In making a very few remarks on the assertions repeated in our author's second and third pamphlets, it is not of the smallest consequence which of these assertions is noticed first. It is said over again, a countless number of times, that the increase of missionaries, bibles, and tracts, had been represented to the mutinous troops at Vellore, and had greatly contributed to rouse their apprehensions that the Government intended to force them into Christianity. Now whether he did or did not receive this account from “gentlemen in India,” we can imagine his anger and vexation on finding it proved an utter falsehood, in a recent and decisive publication,
Considerations on the Practicability, Policy, and Obligation of communicating to the natives of India the knowledge of Christianity.
attributed to a person of the very highest authority, who has informed the public, that in a very long and minute examination of a great number of the surviving sepoys, before a Commission of Inquiry at Madras, none of those troops, in assigning the causes of their anger and tumult
, made any mention of missionaries or Christian books, which beyond all question they would eagerly have done in extenuation of their conduct, if that conduct had in any degree whatever been prompted by such a cause.
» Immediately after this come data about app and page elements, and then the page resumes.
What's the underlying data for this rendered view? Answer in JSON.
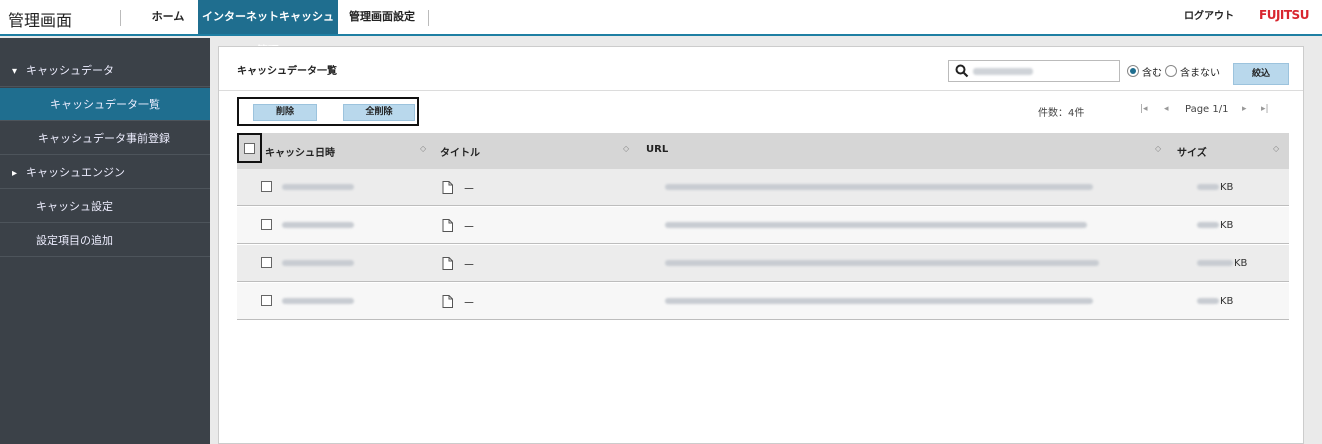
{
  "header": {
    "app_title": "管理画面",
    "nav": [
      {
        "label": "ホーム"
      },
      {
        "label": "インターネットキャッシュ管理"
      },
      {
        "label": "管理画面設定"
      }
    ],
    "logout": "ログアウト",
    "logo": "FUJITSU"
  },
  "sidebar": {
    "items": [
      {
        "label": "キャッシュデータ",
        "expand": "▾"
      },
      {
        "label": "キャッシュデータ一覧"
      },
      {
        "label": "キャッシュデータ事前登録"
      },
      {
        "label": "キャッシュエンジン",
        "expand": "▸"
      },
      {
        "label": "キャッシュ設定"
      },
      {
        "label": "設定項目の追加"
      }
    ]
  },
  "panel": {
    "title": "キャッシュデータ一覧",
    "search_value": "",
    "radio_include": "含む",
    "radio_exclude": "含まない",
    "filter_label": "絞込",
    "delete_label": "削除",
    "delete_all_label": "全削除",
    "count": "件数：4件",
    "page": "Page 1/1",
    "pager_first": "|◂",
    "pager_prev": "◂",
    "pager_next": "▸",
    "pager_last": "▸|"
  },
  "table": {
    "columns": [
      "キャッシュ日時",
      "タイトル",
      "URL",
      "サイズ"
    ],
    "sort_icon": "◇",
    "rows": [
      {
        "title": "－",
        "size_unit": "KB"
      },
      {
        "title": "－",
        "size_unit": "KB"
      },
      {
        "title": "－",
        "size_unit": "KB"
      },
      {
        "title": "－",
        "size_unit": "KB"
      }
    ]
  },
  "colors": {
    "accent": "#1f6e8f",
    "sidebar_bg": "#3b4148",
    "button_bg": "#b9d8ec",
    "logo_red": "#d8262f"
  }
}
For the truth of this statement, he appeals to the official Reports of that Commission, now deposited in the India House. It will take some considerable time, for the unfortunate Major to collect himself up from the splinters and fragments in which he is dashed by this demolishing blow. A
very favourite sentence in all the three pamphlets, and which is repeated beyond the patience of enumeration, is that unless the missionaries are recalled, or at least all their Christian operations suppressed, our Indian empire will be terminated within twelve months, by a general insurrection of the people. Now the only English missionaries who have as yet been able to make any very active exertions, are those in Bengal ; and this same man says that these missionaries have been confined to a very narrow scope, and have produced but a slight effect of any kind on the minds of the people.
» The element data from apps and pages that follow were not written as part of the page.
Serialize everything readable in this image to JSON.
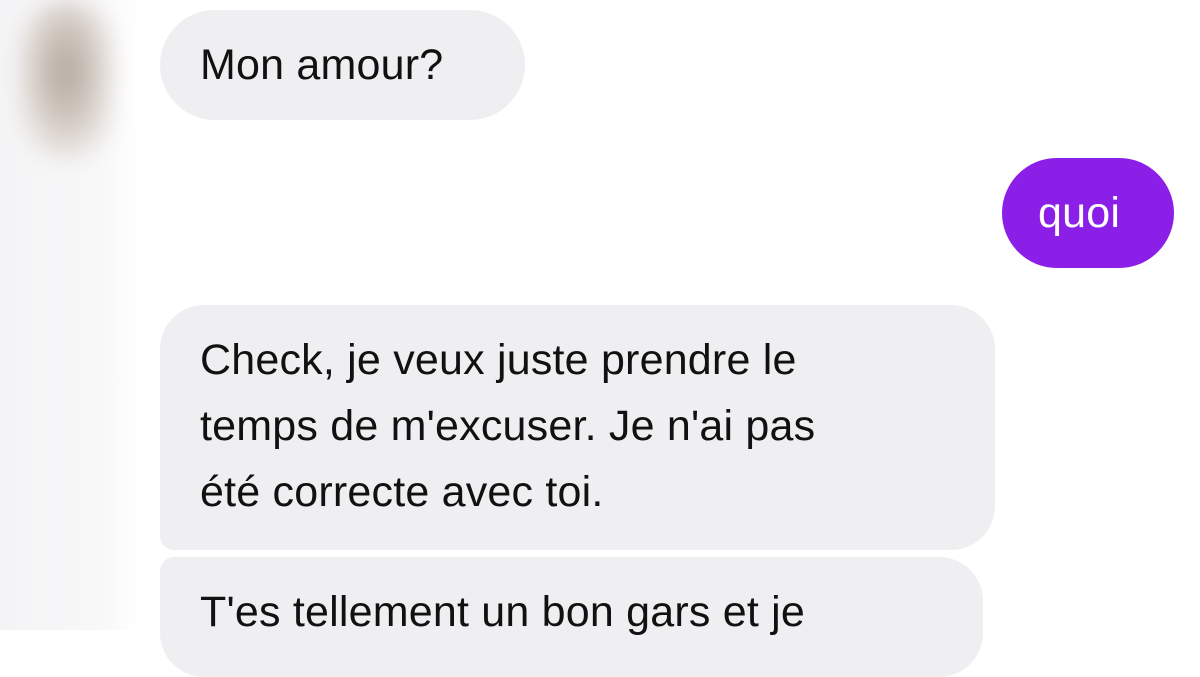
{
  "conversation": {
    "messages": [
      {
        "direction": "incoming",
        "text": "Mon amour?"
      },
      {
        "direction": "outgoing",
        "text": "quoi"
      },
      {
        "direction": "incoming",
        "text": "Check, je veux juste prendre le\ntemps de m'excuser. Je n'ai pas\nété correcte avec toi."
      },
      {
        "direction": "incoming",
        "text": "T'es tellement un bon gars et je"
      }
    ]
  },
  "colors": {
    "incoming_bubble": "#efeff1",
    "outgoing_bubble": "#8b1fe8",
    "incoming_text": "#111111",
    "outgoing_text": "#ffffff"
  }
}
He incessantly cites the expression of one of the missionaries, Mr. Marshman, that the appearance of one of them in a bigoted city “would create universal alarm," and asks how there can be any safety for our empire and people if such men are permitted to remain. It is to be regretted that Mr. Marshman had not used a more precise term, or added some explanation, in speaking of the sensation caused in the popular mind by the appearance of the missionaries; but if he has used å term of a signification too little defined for so important a subject, is it not the last excess of absurdity for a man in England to assume to interpret this term by any other rule than that supplied by this missionary himself and his associates ? Is it not a stupidity beyond example to